Having watched the rest of the show, do you wish you had stayed?
There are many moments when I did wish I’d stayed. When I left, I was leaving family, people who cared for me and I for them, every minute, hour, day, and week of the project. It was emotionally and physically very, very tough.
Were you surprised at how the show turned out?
No, not really.
Do you feel the series gave an accurate portrayal of your involvement? Why or why not?
I don’t think the show gave an accurate portrayal of anyone on the show. The show could have easily been double the 8 hours it was. I think everyone was a bit abbreviated in their portrayals.
Do you keep in touch with any of the other colonists now?
Yes. We have a “participant only” chat line, dinners, and other get-togethers. We’re still making a community!
Did you do any artwork while you were there?
I redrew maps and worked on pen and ink drawings of the new house that was built for the new colonists.
Towards the end of the project, some of the colonists were allowed to explore more creative aspects of being there. What do you think you would have done?
Hard to say. I think there would have been too much work to be done to stop and become artistically creative, unless it was creatively making the colony more successful.
How did your artwork change as a result of participating in the show?
I’m thinking of a new performance work titled “Tisdale 2005: Harlem City Councilman.” What’s a better way to build community, then to run for public office as a public servant (not indentured)? One of the first battles during the American Revolution in 1775, was the Battle of Harlem Heights with George Washington, when he lived in the Morris-Jumel Mansion that still exists on 162nd Street and Edgecombe in Harlem.
On the Colonial House website it mentions that you are a teacher at a high school.

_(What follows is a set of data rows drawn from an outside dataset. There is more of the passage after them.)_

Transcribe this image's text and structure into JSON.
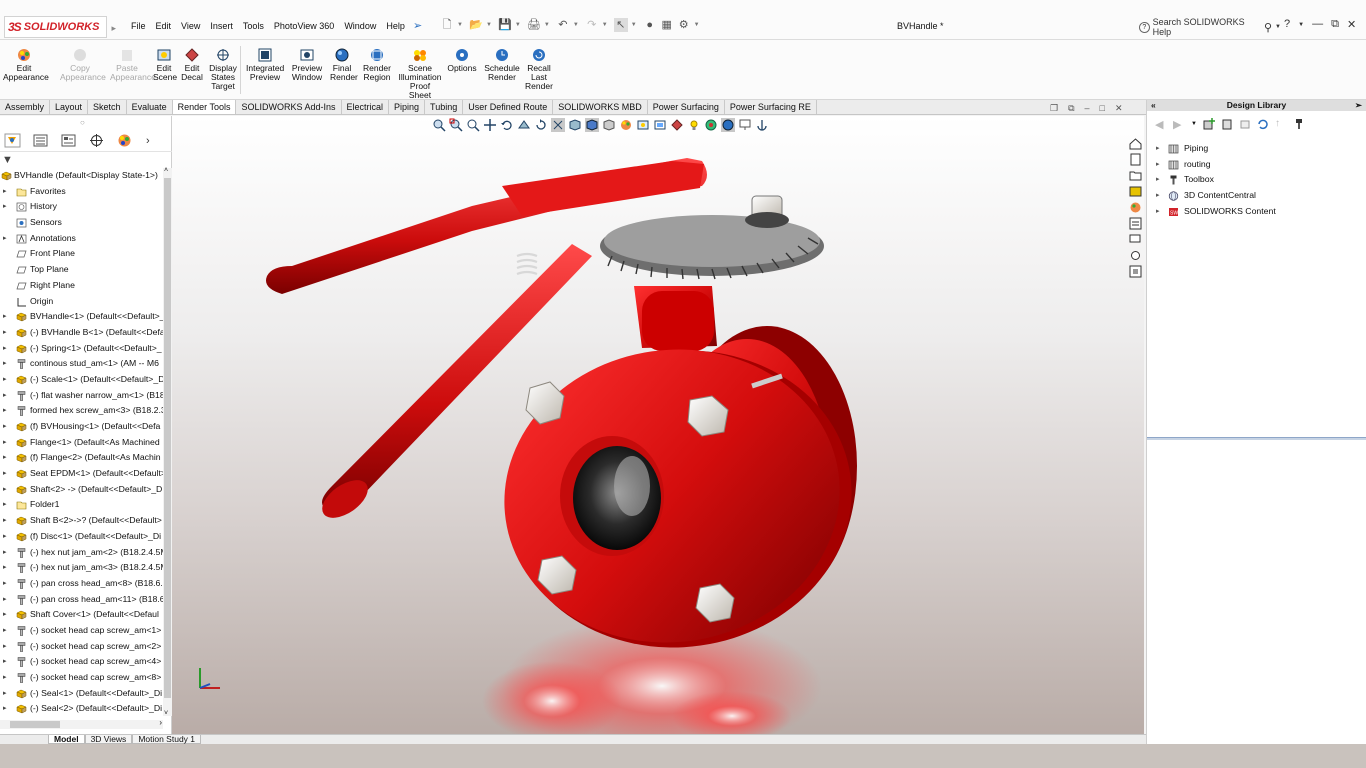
{
  "app": {
    "logo_prefix": "3S",
    "logo_text": "SOLIDWORKS",
    "document_title": "BVHandle *"
  },
  "menu": [
    "File",
    "Edit",
    "View",
    "Insert",
    "Tools",
    "PhotoView 360",
    "Window",
    "Help"
  ],
  "help_search": {
    "placeholder": "Search SOLIDWORKS Help"
  },
  "ribbon": [
    {
      "label": "Edit Appearance",
      "enabled": true,
      "icon": "appearance-icon"
    },
    {
      "label": "Copy Appearance",
      "enabled": false,
      "icon": "copy-appearance-icon"
    },
    {
      "label": "Paste Appearance",
      "enabled": false,
      "icon": "paste-appearance-icon"
    },
    {
      "label": "Edit Scene",
      "enabled": true,
      "icon": "scene-icon"
    },
    {
      "label": "Edit Decal",
      "enabled": true,
      "icon": "decal-icon"
    },
    {
      "label": "Display States Target",
      "enabled": true,
      "icon": "display-states-icon"
    },
    {
      "label": "Integrated Preview",
      "enabled": true,
      "icon": "integrated-preview-icon"
    },
    {
      "label": "Preview Window",
      "enabled": true,
      "icon": "preview-window-icon"
    },
    {
      "label": "Final Render",
      "enabled": true,
      "icon": "final-render-icon"
    },
    {
      "label": "Render Region",
      "enabled": true,
      "icon": "render-region-icon"
    },
    {
      "label": "Scene Illumination Proof Sheet",
      "enabled": true,
      "icon": "illumination-icon"
    },
    {
      "label": "Options",
      "enabled": true,
      "icon": "options-icon"
    },
    {
      "label": "Schedule Render",
      "enabled": true,
      "icon": "schedule-render-icon"
    },
    {
      "label": "Recall Last Render",
      "enabled": true,
      "icon": "recall-render-icon"
    }
  ],
  "tabs": [
    "Assembly",
    "Layout",
    "Sketch",
    "Evaluate",
    "Render Tools",
    "SOLIDWORKS Add-Ins",
    "Electrical",
    "Piping",
    "Tubing",
    "User Defined Route",
    "SOLIDWORKS MBD",
    "Power Surfacing",
    "Power Surfacing RE"
  ],
  "active_tab": "Render Tools",
  "tree": {
    "root": "BVHandle  (Default<Display State-1>)",
    "items": [
      {
        "label": "Favorites",
        "icon": "folder-icon",
        "expandable": true
      },
      {
        "label": "History",
        "icon": "history-icon",
        "expandable": true
      },
      {
        "label": "Sensors",
        "icon": "sensor-icon",
        "expandable": false
      },
      {
        "label": "Annotations",
        "icon": "annotation-icon",
        "expandable": true
      },
      {
        "label": "Front Plane",
        "icon": "plane-icon",
        "expandable": false
      },
      {
        "label": "Top Plane",
        "icon": "plane-icon",
        "expandable": false
      },
      {
        "label": "Right Plane",
        "icon": "plane-icon",
        "expandable": false
      },
      {
        "label": "Origin",
        "icon": "origin-icon",
        "expandable": false
      },
      {
        "label": "BVHandle<1> (Default<<Default>_",
        "icon": "part-icon",
        "expandable": true
      },
      {
        "label": "(-) BVHandle B<1> (Default<<Defa",
        "icon": "part-icon",
        "expandable": true
      },
      {
        "label": "(-) Spring<1> (Default<<Default>_",
        "icon": "part-icon",
        "expandable": true
      },
      {
        "label": "continous stud_am<1> (AM -- M6",
        "icon": "fastener-icon",
        "expandable": true
      },
      {
        "label": "(-) Scale<1> (Default<<Default>_D",
        "icon": "part-icon",
        "expandable": true
      },
      {
        "label": "(-) flat washer narrow_am<1> (B18",
        "icon": "fastener-icon",
        "expandable": true
      },
      {
        "label": "formed hex screw_am<3> (B18.2.3",
        "icon": "fastener-icon",
        "expandable": true
      },
      {
        "label": "(f) BVHousing<1> (Default<<Defa",
        "icon": "part-icon",
        "expandable": true
      },
      {
        "label": "Flange<1> (Default<As Machined",
        "icon": "part-icon",
        "expandable": true
      },
      {
        "label": "(f) Flange<2> (Default<As Machin",
        "icon": "part-icon",
        "expandable": true
      },
      {
        "label": "Seat EPDM<1> (Default<<Default>",
        "icon": "part-icon",
        "expandable": true
      },
      {
        "label": "Shaft<2> -> (Default<<Default>_D",
        "icon": "part-icon",
        "expandable": true
      },
      {
        "label": "Folder1",
        "icon": "folder-icon",
        "expandable": true
      },
      {
        "label": "Shaft B<2>->? (Default<<Default>",
        "icon": "part-icon",
        "expandable": true
      },
      {
        "label": "(f) Disc<1> (Default<<Default>_Di",
        "icon": "part-icon",
        "expandable": true
      },
      {
        "label": "(-) hex nut jam_am<2> (B18.2.4.5M",
        "icon": "fastener-icon",
        "expandable": true
      },
      {
        "label": "(-) hex nut jam_am<3> (B18.2.4.5M",
        "icon": "fastener-icon",
        "expandable": true
      },
      {
        "label": "(-) pan cross head_am<8> (B18.6.7",
        "icon": "fastener-icon",
        "expandable": true
      },
      {
        "label": "(-) pan cross head_am<11> (B18.6",
        "icon": "fastener-icon",
        "expandable": true
      },
      {
        "label": "Shaft  Cover<1> (Default<<Defaul",
        "icon": "part-icon",
        "expandable": true
      },
      {
        "label": "(-) socket head cap screw_am<1>",
        "icon": "fastener-icon",
        "expandable": true
      },
      {
        "label": "(-) socket head cap screw_am<2>",
        "icon": "fastener-icon",
        "expandable": true
      },
      {
        "label": "(-) socket head cap screw_am<4>",
        "icon": "fastener-icon",
        "expandable": true
      },
      {
        "label": "(-) socket head cap screw_am<8>",
        "icon": "fastener-icon",
        "expandable": true
      },
      {
        "label": "(-) Seal<1> (Default<<Default>_Di",
        "icon": "part-icon",
        "expandable": true
      },
      {
        "label": "(-) Seal<2> (Default<<Default>_Di",
        "icon": "part-icon",
        "expandable": true
      }
    ]
  },
  "bottom_tabs": [
    "Model",
    "3D Views",
    "Motion Study 1"
  ],
  "active_bottom_tab": "Model",
  "design_library": {
    "title": "Design Library",
    "items": [
      {
        "label": "Piping",
        "icon": "library-folder-icon"
      },
      {
        "label": "routing",
        "icon": "library-folder-icon"
      },
      {
        "label": "Toolbox",
        "icon": "toolbox-icon"
      },
      {
        "label": "3D ContentCentral",
        "icon": "globe-icon"
      },
      {
        "label": "SOLIDWORKS Content",
        "icon": "sw-content-icon"
      }
    ]
  },
  "colors": {
    "valve_red": "#d40d0d",
    "brand_red": "#d2232a"
  }
}
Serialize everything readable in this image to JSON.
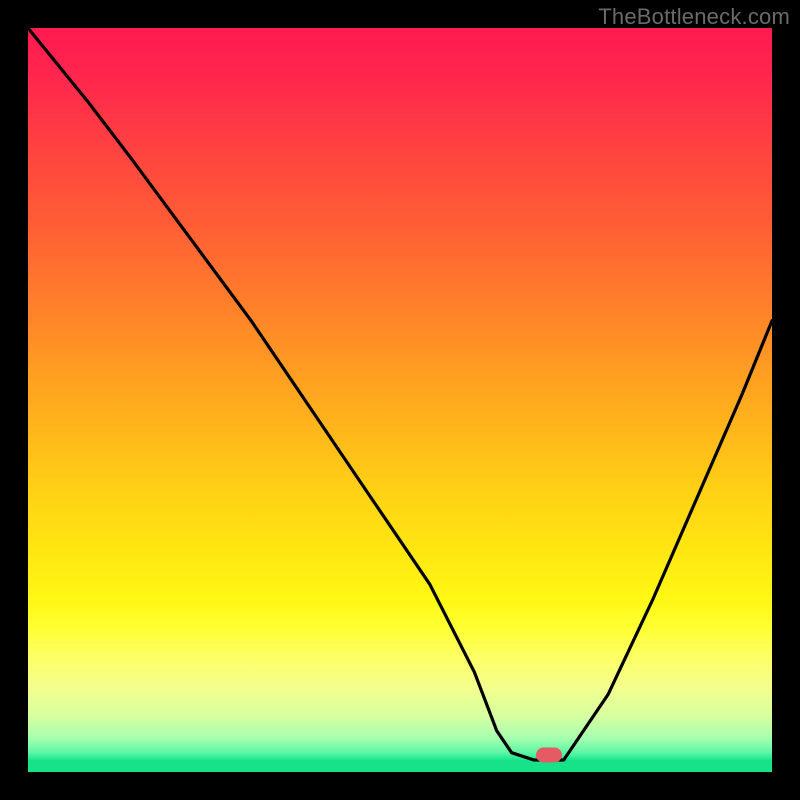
{
  "watermark": "TheBottleneck.com",
  "colors": {
    "background": "#000000",
    "curve": "#000000",
    "marker": "#e55b63",
    "baseline": "#17e189"
  },
  "chart_data": {
    "type": "line",
    "title": "",
    "xlabel": "",
    "ylabel": "",
    "xlim": [
      0,
      100
    ],
    "ylim": [
      0,
      100
    ],
    "series": [
      {
        "name": "bottleneck-curve",
        "x": [
          0,
          8,
          14,
          22,
          30,
          38,
          46,
          54,
          60,
          63,
          65,
          68,
          72,
          78,
          84,
          90,
          96,
          100
        ],
        "y": [
          100,
          90,
          82,
          71,
          60,
          48,
          36,
          24,
          12,
          4,
          1,
          0,
          0,
          9,
          22,
          36,
          50,
          60
        ]
      }
    ],
    "marker": {
      "x": 70,
      "y": 0.7
    },
    "gradient_stops": [
      {
        "pos": 0,
        "color": "#ff1951"
      },
      {
        "pos": 50,
        "color": "#ffb41e"
      },
      {
        "pos": 82,
        "color": "#ffff33"
      },
      {
        "pos": 100,
        "color": "#1be78e"
      }
    ]
  }
}
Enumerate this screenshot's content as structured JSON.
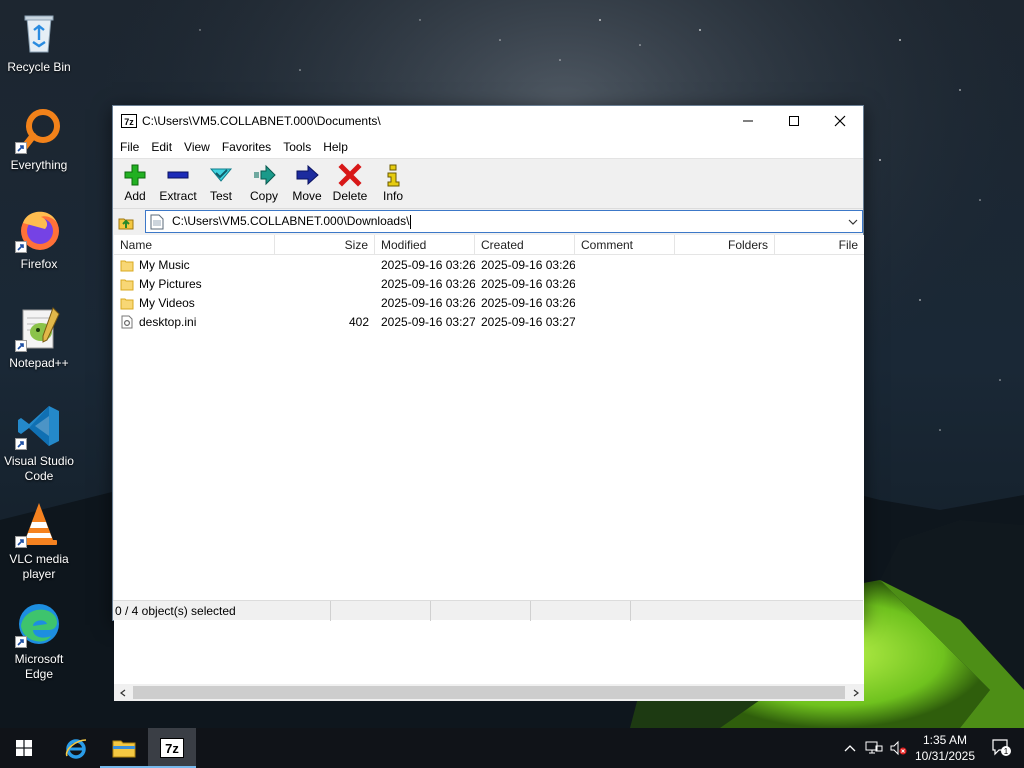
{
  "desktop": {
    "icons": [
      {
        "label": "Recycle Bin",
        "icon": "recycle-bin-icon"
      },
      {
        "label": "Everything",
        "icon": "everything-search-icon"
      },
      {
        "label": "Firefox",
        "icon": "firefox-icon"
      },
      {
        "label": "Notepad++",
        "icon": "notepadpp-icon"
      },
      {
        "label": "Visual Studio Code",
        "icon": "vscode-icon"
      },
      {
        "label": "VLC media player",
        "icon": "vlc-icon"
      },
      {
        "label": "Microsoft Edge",
        "icon": "edge-icon"
      }
    ]
  },
  "window": {
    "title": "C:\\Users\\VM5.COLLABNET.000\\Documents\\",
    "app_icon_text": "7z",
    "menu": [
      "File",
      "Edit",
      "View",
      "Favorites",
      "Tools",
      "Help"
    ],
    "toolbar": [
      {
        "label": "Add",
        "icon": "add-icon",
        "color": "#1aa31a"
      },
      {
        "label": "Extract",
        "icon": "extract-icon",
        "color": "#1c2bb8"
      },
      {
        "label": "Test",
        "icon": "test-icon",
        "color": "#1fb5c4"
      },
      {
        "label": "Copy",
        "icon": "copy-icon",
        "color": "#1b9a8a"
      },
      {
        "label": "Move",
        "icon": "move-icon",
        "color": "#1c2b9e"
      },
      {
        "label": "Delete",
        "icon": "delete-icon",
        "color": "#d81818"
      },
      {
        "label": "Info",
        "icon": "info-icon",
        "color": "#d8c000"
      }
    ],
    "address_value": "C:\\Users\\VM5.COLLABNET.000\\Downloads\\",
    "columns": [
      "Name",
      "Size",
      "Modified",
      "Created",
      "Comment",
      "Folders",
      "File"
    ],
    "rows": [
      {
        "name": "My Music",
        "type": "folder",
        "size": "",
        "modified": "2025-09-16 03:26",
        "created": "2025-09-16 03:26"
      },
      {
        "name": "My Pictures",
        "type": "folder",
        "size": "",
        "modified": "2025-09-16 03:26",
        "created": "2025-09-16 03:26"
      },
      {
        "name": "My Videos",
        "type": "folder",
        "size": "",
        "modified": "2025-09-16 03:26",
        "created": "2025-09-16 03:26"
      },
      {
        "name": "desktop.ini",
        "type": "file",
        "size": "402",
        "modified": "2025-09-16 03:27",
        "created": "2025-09-16 03:27"
      }
    ],
    "status": "0 / 4 object(s) selected"
  },
  "taskbar": {
    "clock_time": "1:35 AM",
    "clock_date": "10/31/2025",
    "notification_count": "1"
  }
}
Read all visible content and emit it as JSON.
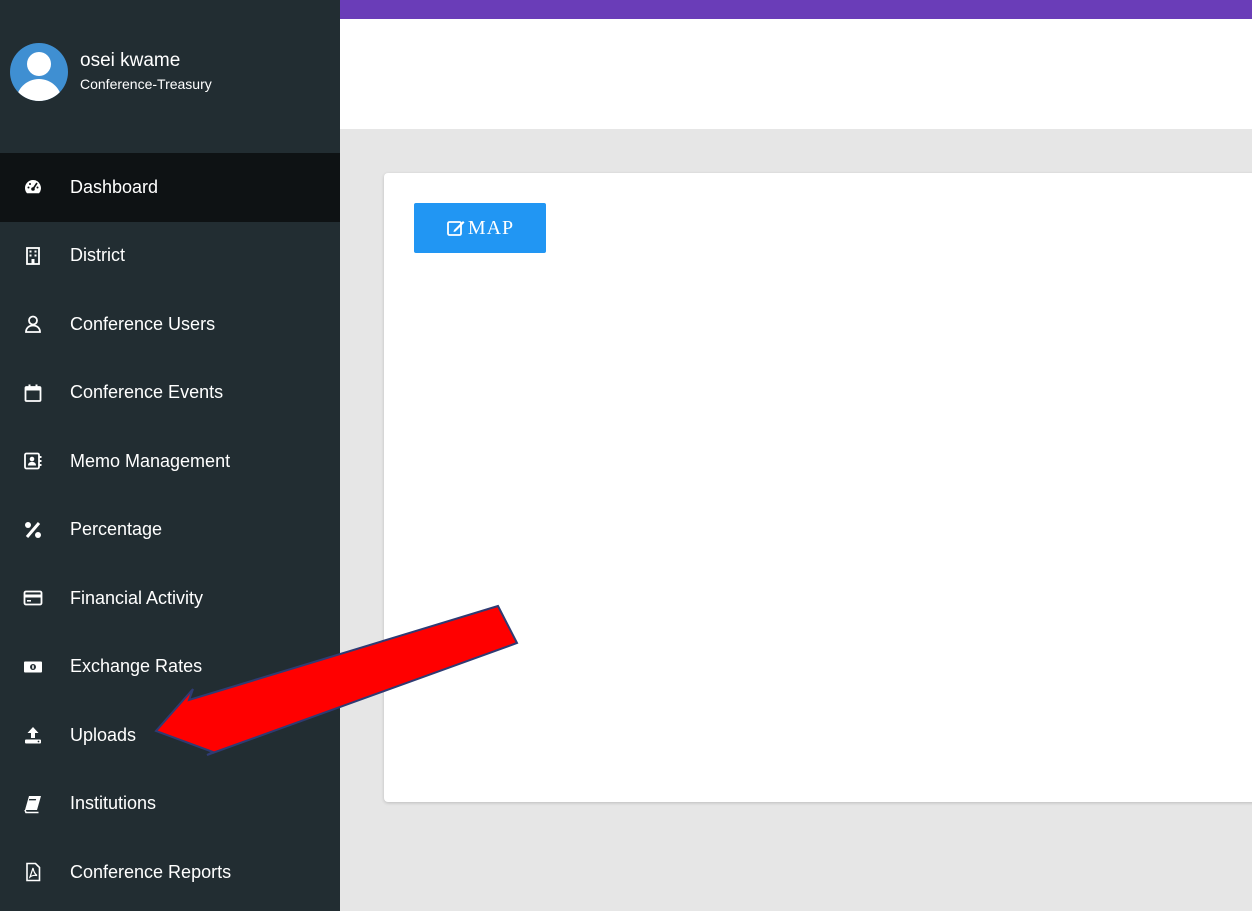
{
  "user": {
    "name": "osei kwame",
    "role": "Conference-Treasury"
  },
  "menu": [
    {
      "label": "Dashboard",
      "icon": "tachometer-icon",
      "active": true
    },
    {
      "label": "District",
      "icon": "building-icon",
      "active": false
    },
    {
      "label": "Conference Users",
      "icon": "user-icon",
      "active": false
    },
    {
      "label": "Conference Events",
      "icon": "calendar-icon",
      "active": false
    },
    {
      "label": "Memo Management",
      "icon": "address-card-icon",
      "active": false
    },
    {
      "label": "Percentage",
      "icon": "percent-icon",
      "active": false
    },
    {
      "label": "Financial Activity",
      "icon": "credit-card-icon",
      "active": false
    },
    {
      "label": "Exchange Rates",
      "icon": "money-bill-icon",
      "active": false
    },
    {
      "label": "Uploads",
      "icon": "upload-icon",
      "active": false
    },
    {
      "label": "Institutions",
      "icon": "book-icon",
      "active": false
    },
    {
      "label": "Conference Reports",
      "icon": "file-pdf-icon",
      "active": false
    }
  ],
  "main": {
    "map_button_label": "MAP"
  },
  "colors": {
    "sidebar_bg": "#222d32",
    "sidebar_active": "#0e1214",
    "topbar": "#6a3db8",
    "button": "#2196f3",
    "arrow": "#ff0000"
  }
}
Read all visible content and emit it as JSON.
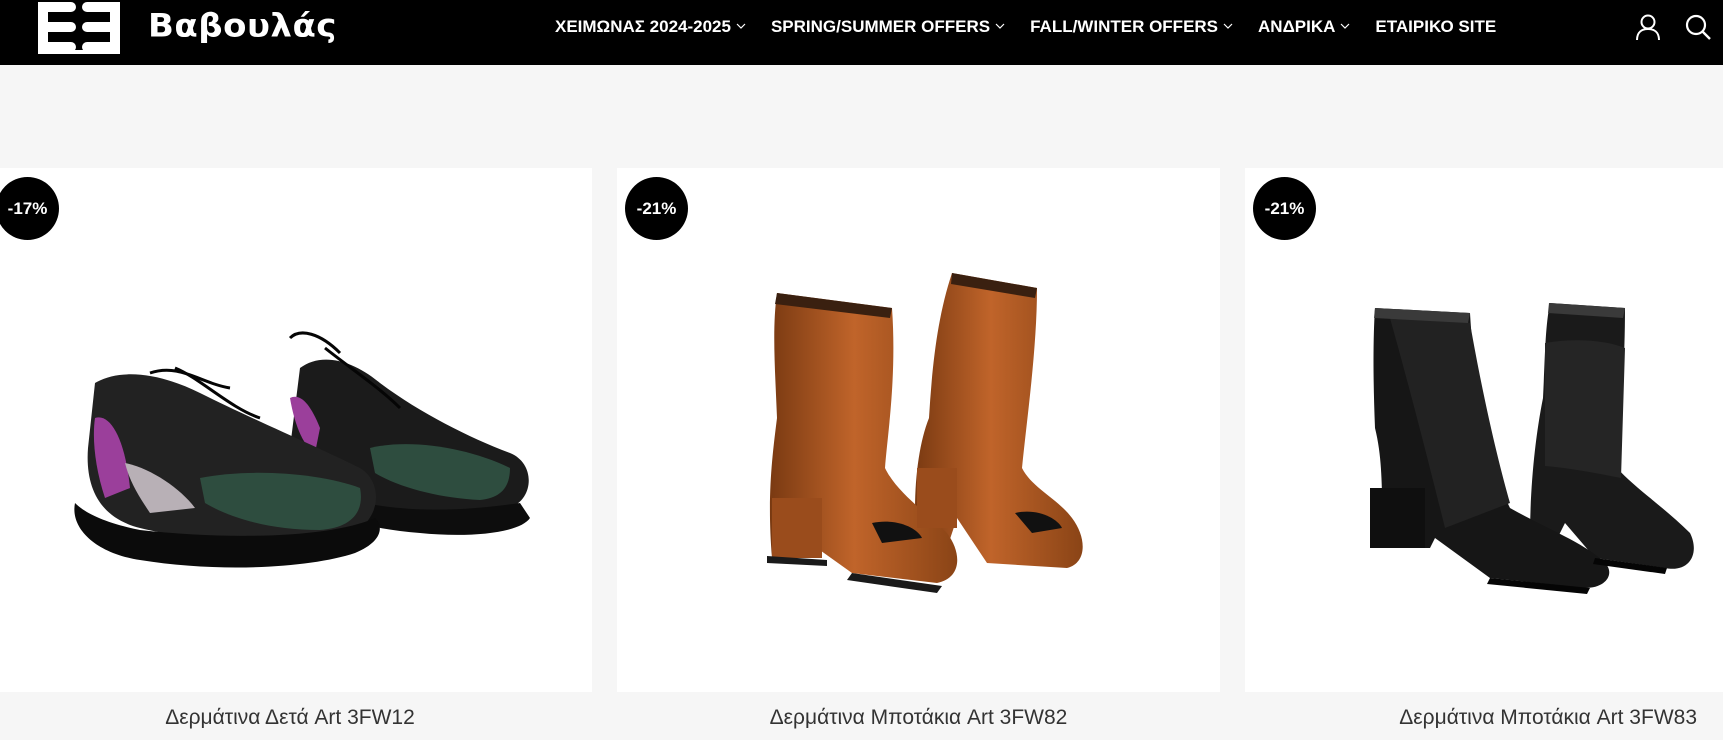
{
  "brand": {
    "name": "Βαβουλάς"
  },
  "nav": {
    "items": [
      {
        "label": "ΧΕΙΜΩΝΑΣ 2024-2025",
        "has_dropdown": true
      },
      {
        "label": "SPRING/SUMMER OFFERS",
        "has_dropdown": true
      },
      {
        "label": "FALL/WINTER OFFERS",
        "has_dropdown": true
      },
      {
        "label": "ΑΝΔΡΙΚΑ",
        "has_dropdown": true
      },
      {
        "label": "ΕΤΑΙΡΙΚΟ SITE",
        "has_dropdown": false
      }
    ]
  },
  "header_icons": [
    "user-icon",
    "search-icon"
  ],
  "products": [
    {
      "discount": "-17%",
      "title": "Δερμάτινα Δετά Art 3FW12",
      "image": "sneakers-black-purple-green"
    },
    {
      "discount": "-21%",
      "title": "Δερμάτινα Μποτάκια Art 3FW82",
      "image": "ankle-boots-copper"
    },
    {
      "discount": "-21%",
      "title": "Δερμάτινα Μποτάκια Art 3FW83",
      "image": "ankle-boots-black"
    }
  ],
  "colors": {
    "header_bg": "#000000",
    "page_bg": "#f6f6f6",
    "badge_bg": "#000000",
    "text": "#333333"
  }
}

How did (or do you) plan to integrate your experiences on the show into your classroom?
Yes, I teach the Visual Art and Publishing at the Community School for Social Justice (CSSJ), a New Visions School part of the new Charter School Initiative in New York. I have created my own lesson plan from the experience and I am using the lesson plan from the show to teach.
Oprah Winfrey and her friend Gayle visited the project near the end. Oprah kept wondering what black people would have been doing during that time in that colony. What would you have told her about the black experience in the colony?
I’ve always been curious why she didn’t ask Amy or me. I would discuss with her much of what we have discussed in this interview. Colonial House is the story of America, with all the complexities and brilliance that makes our country what it is today. I would mention the fact that we made the same mistakes in the project as we did in the beginning of this New World. I would say that my ancestors’ (Tulip Tisdale) blood runs deep and long in the soil of this land and they died for the same reason that those in England came to the New World for: a better life! We live today because they died, so that we can make this life better for our future generations.
My final words would be: I would love to know the ancestors’ response to what we’ve done!
Source copyright Gregory Huff